On Wednesday Sept. 18, Gov. Michelle Lujan Grisham announced that her administration will request the state legislature to make 2-year and 4-year public colleges and universities free for New Mexico residents. If approved by the legislature, it is expected to go into effect July 1, 2020, said New Mexico Secretary of Higher Education Kate O’Neill.

"Everything we want to do in New Mexico begins with higher education," Lujan Grisham told the crowd gathered at Central New Mexico Community College for the Higher Education Summit. 



The “New Mexico Opportunity Scholarship” would be available to students “with a maintained minimum GPA,” and after “enrolling in a public, post-secondary institution,” according to a press release from the governor's office.

“In terms of getting folks to continue in school, getting them to come back to school and getting them to get the training they need to be able to enter the workforce so that we can move New Mexico forward,” O’Neill said.

Lujan Grisham did not say how the scholarship would be paid for and declined to give Daily Lobo reporters further comment after her speech. However, much of education funding in New Mexico relies on oil and gas production in the Permian Basin in the southeastern part of the state.

New Mexico is expected to have a budget surplus in excess of $2 billion for the 2020 fiscal year.

CNM President Kathy Winograd, who serves on the Denver Branch of the Board of Directors of the Federal Reserve Bank of Kansas City, said that relying heavily on oil and gas money to fund this program is “a little scary and unpredictable. So, I hope that we have a backup plan and that we are thoughtful about what happens when those dollars actually do start declining.”

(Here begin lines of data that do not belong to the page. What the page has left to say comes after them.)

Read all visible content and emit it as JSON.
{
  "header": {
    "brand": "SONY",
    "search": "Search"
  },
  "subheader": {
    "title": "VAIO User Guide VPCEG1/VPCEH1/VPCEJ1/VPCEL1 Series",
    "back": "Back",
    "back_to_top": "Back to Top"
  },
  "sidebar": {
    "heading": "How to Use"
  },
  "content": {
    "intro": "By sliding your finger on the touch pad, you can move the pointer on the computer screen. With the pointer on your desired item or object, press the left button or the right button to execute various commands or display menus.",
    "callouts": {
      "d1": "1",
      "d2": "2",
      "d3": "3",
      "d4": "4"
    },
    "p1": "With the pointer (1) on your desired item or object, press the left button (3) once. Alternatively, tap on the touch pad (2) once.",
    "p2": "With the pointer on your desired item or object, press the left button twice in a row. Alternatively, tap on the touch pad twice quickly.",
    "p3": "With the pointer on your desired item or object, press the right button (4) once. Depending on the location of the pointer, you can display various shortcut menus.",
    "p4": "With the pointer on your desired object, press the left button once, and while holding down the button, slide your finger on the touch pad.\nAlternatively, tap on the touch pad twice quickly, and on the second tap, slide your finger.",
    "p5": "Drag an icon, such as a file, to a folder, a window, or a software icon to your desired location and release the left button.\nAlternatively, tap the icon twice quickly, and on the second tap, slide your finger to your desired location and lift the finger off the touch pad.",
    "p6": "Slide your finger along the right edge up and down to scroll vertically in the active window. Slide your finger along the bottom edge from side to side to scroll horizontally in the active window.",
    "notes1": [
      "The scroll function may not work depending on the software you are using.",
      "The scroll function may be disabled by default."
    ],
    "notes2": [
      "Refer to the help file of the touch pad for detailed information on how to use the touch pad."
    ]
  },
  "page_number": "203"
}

“The devil is in the details on that,” State Legislative Finance Committee chair John Arthur Smith told the Daily Lobo.

Smith, who was also concerned about the reliability of the bust and boom oil and gas industry, brought up the “unintended consequences” of the lottery scholarship. Smith said that the lottery legislation initially caused an influx of incoming students enrolling into the big three schools, especially UNM. The big school's enrollment influx also caused a decline or stagnation at community colleges, according to Smith.

“But what happened is you enrolled a bunch of people that were not academically prepared for higher education yet and, as it turned out, the attrition rate was phenomenal,” Smith said.

Smith also brought up the possibility of UNM raising student fees and tuition costs as a result of this plan.

Back at CNM, Winograd explained that her school has not raised student fees when tuition was decreased or was held steady in the past.

“We have purposely not put that on our fee structure just because it is very difficult for our students. But institutions have financial situations that they have to take care of and faculty that deserve salaries that respect the job that they are doing,” Winograd said.

Winograd said all of the higher education institutions struggle with how to balance their budgets.

“Hopefully what we will do is try to figure out how to use our financial aid in ways that help our students pick up those kinds of resources like housing, fees and books so that we make it truly affordable for students, not just free tuition.”

The story broke around 8 a.m. in the New York Times and seems to have caught some by surprise. 

Mathew Munoz, Associate Director of the Office of Government & Community Relations at UNM, said Wednesday's announcement was the first he had heard about the plan.

The Associated Students of UNM (ASUNM), the undergraduate student government, didn't know about the tuition plan until today. ASUNM Director of Communications Amanda Perea said their office had received a phone call on Wednesday morning from the governor’s office informing them of this announcement.

“It is important to make higher education not only a priority but also accessible to all students so that when they attend class, they can focus on their education instead of how their tuition will be compensated,” Perea wrote in an email. “It brings me joy to see our leaders invest in New Mexico’s future with this proposal.”

Justin Garcia is the Editor-in-chief of the Daily Lobo. He can be contacted at editorinchief@dailylobo.com or on Twitter @Just516garc 

Lissa Knudsen is a beat reporter for the Daily Lobo. She can be contacted at news@dailylobo.com or on Twitter @lissaknudsen